2020 has been a year like no other, and it’s inevitable that most people will be glad to see the back of it. The garden, however, has its own agenda and is little affected by the goings-on of the wider world, so 2020 on this blog ends with the usual look round the garden. We had a light falling of snow a couple of days ago, partially washed away by the gentle showers that followed it, but the rest has remained, courtesy of barely above freezing temperatures, giving a pleasing scrunch when walked on. Blackbirds have increasingly been enjoying the pretty crabs on Malus ‘Evereste’, but there are still plenty of fruits on the tree, shining nearly as brightly as the red berry Christmas lights that are still strung across the paved area above.
Below is the steamside and shrub border, with witch hazel Hamamelis ‘Jelena’ and a trio of Cornus glowing in the winter afternoon:
Scrunching our way through the woodland we can climb the steps at the back of the bothy and look out over the main borders and beyond to the clematis collonade, followed by a different view from ground level:
As we head through the woodland edge border, the hellebores and emerging snowdrops are not yet readily evident:

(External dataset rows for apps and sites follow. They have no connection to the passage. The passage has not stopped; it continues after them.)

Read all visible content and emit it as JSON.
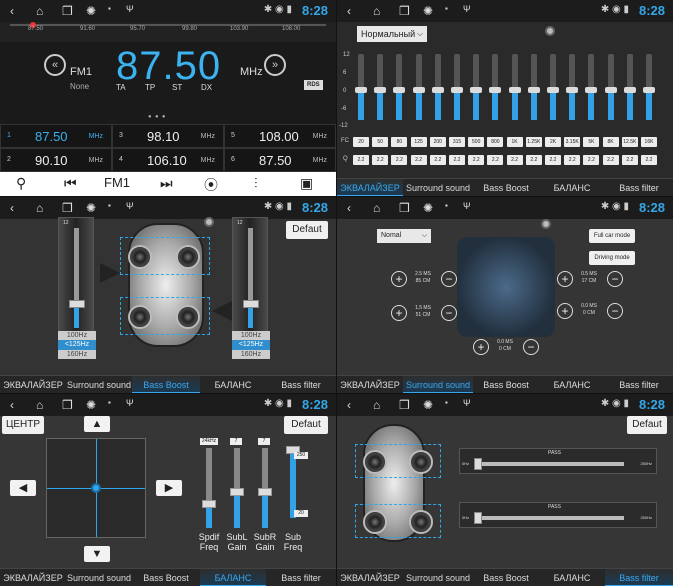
{
  "status": {
    "time": "8:28"
  },
  "radio": {
    "scale": [
      "87.50",
      "91.60",
      "95.70",
      "99.80",
      "103.90",
      "108.00"
    ],
    "band": "FM1",
    "pty": "None",
    "freq": "87.50",
    "unit": "MHz",
    "rds": "RDS",
    "flags": [
      "TA",
      "TP",
      "ST",
      "DX"
    ],
    "presets": [
      {
        "n": "1",
        "f": "87.50",
        "u": "MHz"
      },
      {
        "n": "3",
        "f": "98.10",
        "u": "MHz"
      },
      {
        "n": "5",
        "f": "108.00",
        "u": "MHz"
      },
      {
        "n": "2",
        "f": "90.10",
        "u": "MHz"
      },
      {
        "n": "4",
        "f": "106.10",
        "u": "MHz"
      },
      {
        "n": "6",
        "f": "87.50",
        "u": "MHz"
      }
    ],
    "ctrl_band": "FM1"
  },
  "eq": {
    "preset": "Нормальный",
    "scale": [
      "12",
      "6",
      "0",
      "-6",
      "-12"
    ],
    "fc_label": "FC",
    "q_label": "Q",
    "bands": [
      "20",
      "50",
      "80",
      "125",
      "200",
      "315",
      "500",
      "800",
      "1K",
      "1.25K",
      "2K",
      "3.15K",
      "5K",
      "8K",
      "12.5K",
      "16K"
    ],
    "q": [
      "2.2",
      "2.2",
      "2.2",
      "2.2",
      "2.2",
      "2.2",
      "2.2",
      "2.2",
      "2.2",
      "2.2",
      "2.2",
      "2.2",
      "2.2",
      "2.2",
      "2.2",
      "2.2"
    ],
    "levels": [
      0.45,
      0.45,
      0.45,
      0.45,
      0.45,
      0.45,
      0.45,
      0.45,
      0.45,
      0.45,
      0.45,
      0.45,
      0.45,
      0.45,
      0.45,
      0.45
    ]
  },
  "tabs": [
    "ЭКВАЛАЙЗЕР",
    "Surround sound",
    "Bass Boost",
    "БАЛАНС",
    "Bass filter"
  ],
  "bass": {
    "default": "Defaut",
    "scale_top": "12",
    "opts": [
      "100Hz",
      "<125Hz",
      "160Hz"
    ]
  },
  "surround": {
    "mode": "Nomal",
    "full_car": "Full car mode",
    "driving": "Driving mode",
    "fl": {
      "ms": "2.5 MS",
      "cm": "85 CM"
    },
    "fr": {
      "ms": "0.5 MS",
      "cm": "17 CM"
    },
    "rl": {
      "ms": "1.5 MS",
      "cm": "51 CM"
    },
    "rr": {
      "ms": "0.0 MS",
      "cm": "0 CM"
    },
    "sub": {
      "ms": "0.0 MS",
      "cm": "0 CM"
    }
  },
  "balance": {
    "center": "ЦЕНТР",
    "default": "Defaut",
    "sliders": [
      {
        "val": "24kHz",
        "label": "Spdif\nFreq",
        "level": 0.3
      },
      {
        "val": "7",
        "label": "SubL\nGain",
        "level": 0.45
      },
      {
        "val": "7",
        "label": "SubR\nGain",
        "level": 0.45
      },
      {
        "val": "250",
        "label": "Sub\nFreq",
        "level": 1.0
      }
    ],
    "sub_low": "20"
  },
  "filter": {
    "default": "Defaut",
    "pass": "PASS",
    "lo": "0Hz",
    "hi": "250Hz",
    "hi2": "250Hz"
  }
}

The three bold borders, sporting remains of their herbaceous content:
Through the gate, the nursery beds house overwintering perennials, building them up for planting out or selling next year, but the cuttings beds are virtually empty apart from a couple of overwintering scabious:
The blue & white border and rose garden are similarly at rest, the path through the latter having to be quickly rescued from a pile of prunings (a severe cutting back of enthusiatic climbet Rosa ‘Madame Alfred Carriere’) prior to photographs and video being taken:
We walk under the clematis colonnade and through the updated main borders before heading back toward the house, passing the special snowdrop border (with its sprinkling of both snow and snowdrops) on the way:
Walking towards the left side of the house we can pop into the Coop and take in the last droopy blooms on the fantasy chrysanthemums, a sprinkling of blooms on potted cyclamen and emerging spikes of early spring bulbs. Venturing down the side, we reach the Coop Corner, with several hellebores in generous bud and the floriferous Clematis armandii preparing for an abundant show of flowers.
This is just a pictorial record of the garden; tomorrow I hope to look back at the year as a whole and identify the highlights, the things that have brought me the greatest pleasure in a year where gardens have proved to be of greater value than many might ever have imagined. In the meantime, you can view the garden from a different perspective by watching the end of month video